[[ Data for processing, beginning ]]
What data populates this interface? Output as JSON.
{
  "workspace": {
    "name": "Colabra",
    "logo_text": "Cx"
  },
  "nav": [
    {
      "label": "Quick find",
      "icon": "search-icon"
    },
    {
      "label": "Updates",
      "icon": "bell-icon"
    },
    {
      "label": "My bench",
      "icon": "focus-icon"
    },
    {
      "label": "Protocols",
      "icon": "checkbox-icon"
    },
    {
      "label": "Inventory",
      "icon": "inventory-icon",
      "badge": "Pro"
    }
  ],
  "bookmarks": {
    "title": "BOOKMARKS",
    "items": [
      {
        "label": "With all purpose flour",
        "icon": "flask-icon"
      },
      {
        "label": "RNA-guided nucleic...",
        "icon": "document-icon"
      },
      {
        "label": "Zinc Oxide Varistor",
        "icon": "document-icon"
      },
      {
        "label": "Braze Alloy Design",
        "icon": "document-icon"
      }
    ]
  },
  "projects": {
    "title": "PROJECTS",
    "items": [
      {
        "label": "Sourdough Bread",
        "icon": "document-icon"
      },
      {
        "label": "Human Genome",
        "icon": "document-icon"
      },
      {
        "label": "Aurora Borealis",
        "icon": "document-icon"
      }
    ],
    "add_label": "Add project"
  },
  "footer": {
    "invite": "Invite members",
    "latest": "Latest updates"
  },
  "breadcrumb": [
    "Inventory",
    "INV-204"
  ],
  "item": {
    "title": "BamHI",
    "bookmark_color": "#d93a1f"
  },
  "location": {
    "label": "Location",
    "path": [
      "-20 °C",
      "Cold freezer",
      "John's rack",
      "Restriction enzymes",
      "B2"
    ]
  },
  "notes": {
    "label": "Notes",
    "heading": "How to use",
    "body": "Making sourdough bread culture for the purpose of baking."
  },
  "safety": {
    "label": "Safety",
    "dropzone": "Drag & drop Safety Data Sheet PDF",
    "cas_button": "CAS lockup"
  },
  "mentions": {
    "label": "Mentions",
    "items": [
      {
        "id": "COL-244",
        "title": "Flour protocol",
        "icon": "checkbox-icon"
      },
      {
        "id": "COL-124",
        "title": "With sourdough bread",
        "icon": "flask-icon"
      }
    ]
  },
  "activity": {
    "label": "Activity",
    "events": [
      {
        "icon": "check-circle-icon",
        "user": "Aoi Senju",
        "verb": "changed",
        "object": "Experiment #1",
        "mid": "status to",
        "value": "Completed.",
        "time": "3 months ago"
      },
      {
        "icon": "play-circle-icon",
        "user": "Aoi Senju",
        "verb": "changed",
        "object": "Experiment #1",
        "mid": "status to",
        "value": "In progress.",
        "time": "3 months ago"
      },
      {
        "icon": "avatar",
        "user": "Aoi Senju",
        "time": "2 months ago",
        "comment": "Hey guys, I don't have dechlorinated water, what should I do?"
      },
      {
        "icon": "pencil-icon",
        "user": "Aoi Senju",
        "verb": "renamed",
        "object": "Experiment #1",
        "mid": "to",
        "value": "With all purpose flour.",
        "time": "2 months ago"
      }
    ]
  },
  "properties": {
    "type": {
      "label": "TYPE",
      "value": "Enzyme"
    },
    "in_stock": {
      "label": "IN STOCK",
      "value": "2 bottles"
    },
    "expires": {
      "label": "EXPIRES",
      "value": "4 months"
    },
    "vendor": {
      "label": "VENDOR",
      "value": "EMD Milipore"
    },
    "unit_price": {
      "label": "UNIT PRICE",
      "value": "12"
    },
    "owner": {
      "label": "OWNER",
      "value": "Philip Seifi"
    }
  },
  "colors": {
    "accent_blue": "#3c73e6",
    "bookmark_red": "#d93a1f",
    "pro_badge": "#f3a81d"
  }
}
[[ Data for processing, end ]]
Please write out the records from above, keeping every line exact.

What data populates this interface? Output as JSON.
{
  "workspace": {
    "name": "Colabra",
    "logo_text": "Cx"
  },
  "nav": [
    {
      "label": "Quick find",
      "icon": "search-icon"
    },
    {
      "label": "Updates",
      "icon": "bell-icon"
    },
    {
      "label": "My bench",
      "icon": "focus-icon"
    },
    {
      "label": "Protocols",
      "icon": "checkbox-icon"
    },
    {
      "label": "Inventory",
      "icon": "inventory-icon",
      "badge": "Pro"
    }
  ],
  "bookmarks": {
    "title": "BOOKMARKS",
    "items": [
      {
        "label": "With all purpose flour",
        "icon": "flask-icon"
      },
      {
        "label": "RNA-guided nucleic...",
        "icon": "document-icon"
      },
      {
        "label": "Zinc Oxide Varistor",
        "icon": "document-icon"
      },
      {
        "label": "Braze Alloy Design",
        "icon": "document-icon"
      }
    ]
  },
  "projects": {
    "title": "PROJECTS",
    "items": [
      {
        "label": "Sourdough Bread",
        "icon": "document-icon"
      },
      {
        "label": "Human Genome",
        "icon": "document-icon"
      },
      {
        "label": "Aurora Borealis",
        "icon": "document-icon"
      }
    ],
    "add_label": "Add project"
  },
  "footer": {
    "invite": "Invite members",
    "latest": "Latest updates"
  },
  "breadcrumb": [
    "Inventory",
    "INV-204"
  ],
  "item": {
    "title": "BamHI",
    "bookmark_color": "#d93a1f"
  },
  "location": {
    "label": "Location",
    "path": [
      "-20 °C",
      "Cold freezer",
      "John's rack",
      "Restriction enzymes",
      "B2"
    ]
  },
  "notes": {
    "label": "Notes",
    "heading": "How to use",
    "body": "Making sourdough bread culture for the purpose of baking."
  },
  "safety": {
    "label": "Safety",
    "dropzone": "Drag & drop Safety Data Sheet PDF",
    "cas_button": "CAS lockup"
  },
  "mentions": {
    "label": "Mentions",
    "items": [
      {
        "id": "COL-244",
        "title": "Flour protocol",
        "icon": "checkbox-icon"
      },
      {
        "id": "COL-124",
        "title": "With sourdough bread",
        "icon": "flask-icon"
      }
    ]
  },
  "activity": {
    "label": "Activity",
    "events": [
      {
        "icon": "check-circle-icon",
        "user": "Aoi Senju",
        "verb": "changed",
        "object": "Experiment #1",
        "mid": "status to",
        "value": "Completed.",
        "time": "3 months ago"
      },
      {
        "icon": "play-circle-icon",
        "user": "Aoi Senju",
        "verb": "changed",
        "object": "Experiment #1",
        "mid": "status to",
        "value": "In progress.",
        "time": "3 months ago"
      },
      {
        "icon": "avatar",
        "user": "Aoi Senju",
        "time": "2 months ago",
        "comment": "Hey guys, I don't have dechlorinated water, what should I do?"
      },
      {
        "icon": "pencil-icon",
        "user": "Aoi Senju",
        "verb": "renamed",
        "object": "Experiment #1",
        "mid": "to",
        "value": "With all purpose flour.",
        "time": "2 months ago"
      }
    ]
  },
  "properties": {
    "type": {
      "label": "TYPE",
      "value": "Enzyme"
    },
    "in_stock": {
      "label": "IN STOCK",
      "value": "2 bottles"
    },
    "expires": {
      "label": "EXPIRES",
      "value": "4 months"
    },
    "vendor": {
      "label": "VENDOR",
      "value": "EMD Milipore"
    },
    "unit_price": {
      "label": "UNIT PRICE",
      "value": "12"
    },
    "owner": {
      "label": "OWNER",
      "value": "Philip Seifi"
    }
  },
  "colors": {
    "accent_blue": "#3c73e6",
    "bookmark_red": "#d93a1f",
    "pro_badge": "#f3a81d"
  }
}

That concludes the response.